Lamenting the loss of your fresh veggies and herbs to that fall frost? Consider installing cold frames, which can seriously extend your backyard gardening season, keep the young plants in your spring garden safe from chilly nights, and even allow you to grow through the winter.
Cold frames are bottomless boxes that act as little greenhouses, capturing the sun’s heat during the day and slowing the soil’s release of heat at night. Leverage your existing assets by building your cold frames against the south-facing wall of your home and by using leftover construction materials.
A few other tips and tricks:
- Use old storm windows as the top panels.
- Use screws instead of nails so you can deconstruct and store the frames in the summer.
- Watch the weather: it is possible to ‘cook’ your greens on a sunny day if you don’t crack the lid!
- Keep frames small (4×4 is recommended) so you can move them around to different crops in different seasons.
- If you’re purchasing pre-fabricated cold frames, purchase the automatic venting arm as well.
- Make the north-facing side slightly lower than the south-facing side to maximize the power of the sun.
WHAT TO GROW IN YOUR WINTER COLD FRAME GARDEN:
ARUGULA: The Even Star variety is one of the hardiest. Also, try Sylvetta, a wild arugula relative.
CARROTS: Get ready for some of the most flavorful carrots you’ve ever tasted: The cold soil keeps the roots small but incredibly flavorful.
BEET GREENS: Dwarf Siberian is a great cold frame variety. Its small size keeps it close to the ground and further from potential frost damage.
PARSLEY: Curly parsleys are hardier than flat-leaf varieties. Great for flavoring those winter soups and stews!
SPINACH: Who doesn’t love fresh greens in the winter? Spinach stays close to the earth, keeping warm and abundant.
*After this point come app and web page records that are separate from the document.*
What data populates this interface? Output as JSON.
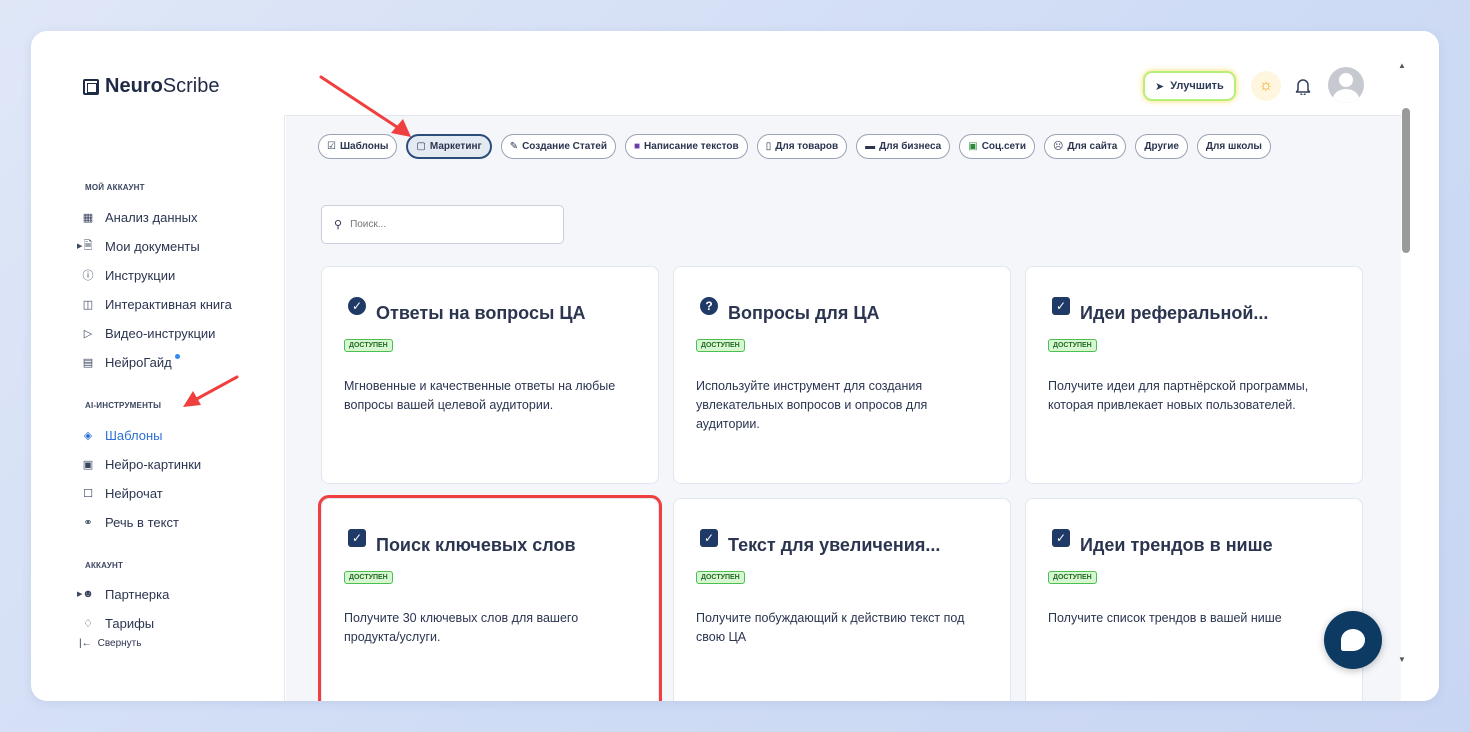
{
  "brand": {
    "bold": "Neuro",
    "light": "Scribe"
  },
  "header": {
    "upgrade_label": "Улучшить"
  },
  "sidebar": {
    "sections": {
      "account_mine": "МОЙ АККАУНТ",
      "ai_tools": "AI-ИНСТРУМЕНТЫ",
      "account": "АККАУНТ"
    },
    "items": [
      {
        "label": "Анализ данных",
        "icon": "grid-icon"
      },
      {
        "label": "Мои документы",
        "icon": "document-icon"
      },
      {
        "label": "Инструкции",
        "icon": "help-circle-icon"
      },
      {
        "label": "Интерактивная книга",
        "icon": "book-icon"
      },
      {
        "label": "Видео-инструкции",
        "icon": "video-icon"
      },
      {
        "label": "НейроГайд",
        "icon": "layout-icon"
      },
      {
        "label": "Шаблоны",
        "icon": "layers-icon"
      },
      {
        "label": "Нейро-картинки",
        "icon": "image-icon"
      },
      {
        "label": "Нейрочат",
        "icon": "chat-icon"
      },
      {
        "label": "Речь в текст",
        "icon": "headphones-icon"
      },
      {
        "label": "Партнерка",
        "icon": "users-icon"
      },
      {
        "label": "Тарифы",
        "icon": "tag-icon"
      }
    ],
    "collapse_label": "Свернуть"
  },
  "chips": [
    {
      "label": "Шаблоны",
      "icon": "checkbox-icon"
    },
    {
      "label": "Маркетинг",
      "icon": "square-icon"
    },
    {
      "label": "Создание Статей",
      "icon": "edit-icon"
    },
    {
      "label": "Написание текстов",
      "icon": "city-icon"
    },
    {
      "label": "Для товаров",
      "icon": "phone-icon"
    },
    {
      "label": "Для бизнеса",
      "icon": "laptop-icon"
    },
    {
      "label": "Соц.сети",
      "icon": "book-icon"
    },
    {
      "label": "Для сайта",
      "icon": "mask-icon"
    },
    {
      "label": "Другие",
      "icon": ""
    },
    {
      "label": "Для школы",
      "icon": ""
    }
  ],
  "search": {
    "placeholder": "Поиск..."
  },
  "badge_label": "ДОСТУПЕН",
  "cards": [
    {
      "title": "Ответы на вопросы ЦА",
      "description": "Мгновенные и качественные ответы на любые вопросы вашей целевой аудитории.",
      "icon": "check-circle-icon"
    },
    {
      "title": "Вопросы для ЦА",
      "description": "Используйте инструмент для создания увлекательных вопросов и опросов для аудитории.",
      "icon": "question-circle-icon"
    },
    {
      "title": "Идеи реферальной...",
      "description": "Получите идеи для партнёрской программы, которая привлекает новых пользователей.",
      "icon": "check-square-icon"
    },
    {
      "title": "Поиск ключевых слов",
      "description": "Получите 30 ключевых слов для вашего продукта/услуги.",
      "icon": "check-square-icon"
    },
    {
      "title": "Текст для увеличения...",
      "description": "Получите побуждающий к действию текст под свою ЦА",
      "icon": "check-square-icon"
    },
    {
      "title": "Идеи трендов в нише",
      "description": "Получите список трендов в вашей нише",
      "icon": "check-square-icon"
    }
  ],
  "colors": {
    "accent_blue": "#2c6fd6",
    "badge_green": "#49c04f",
    "highlight_red": "#ef3f3f",
    "fab": "#0d3a63"
  }
}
It’s one of the most reliable green winter crops.
Learn more about how to build and utilize cold frames in The Four Seasons Farm Gardener’s Cookbook by Barbara Damrosch & Eliot Coleman.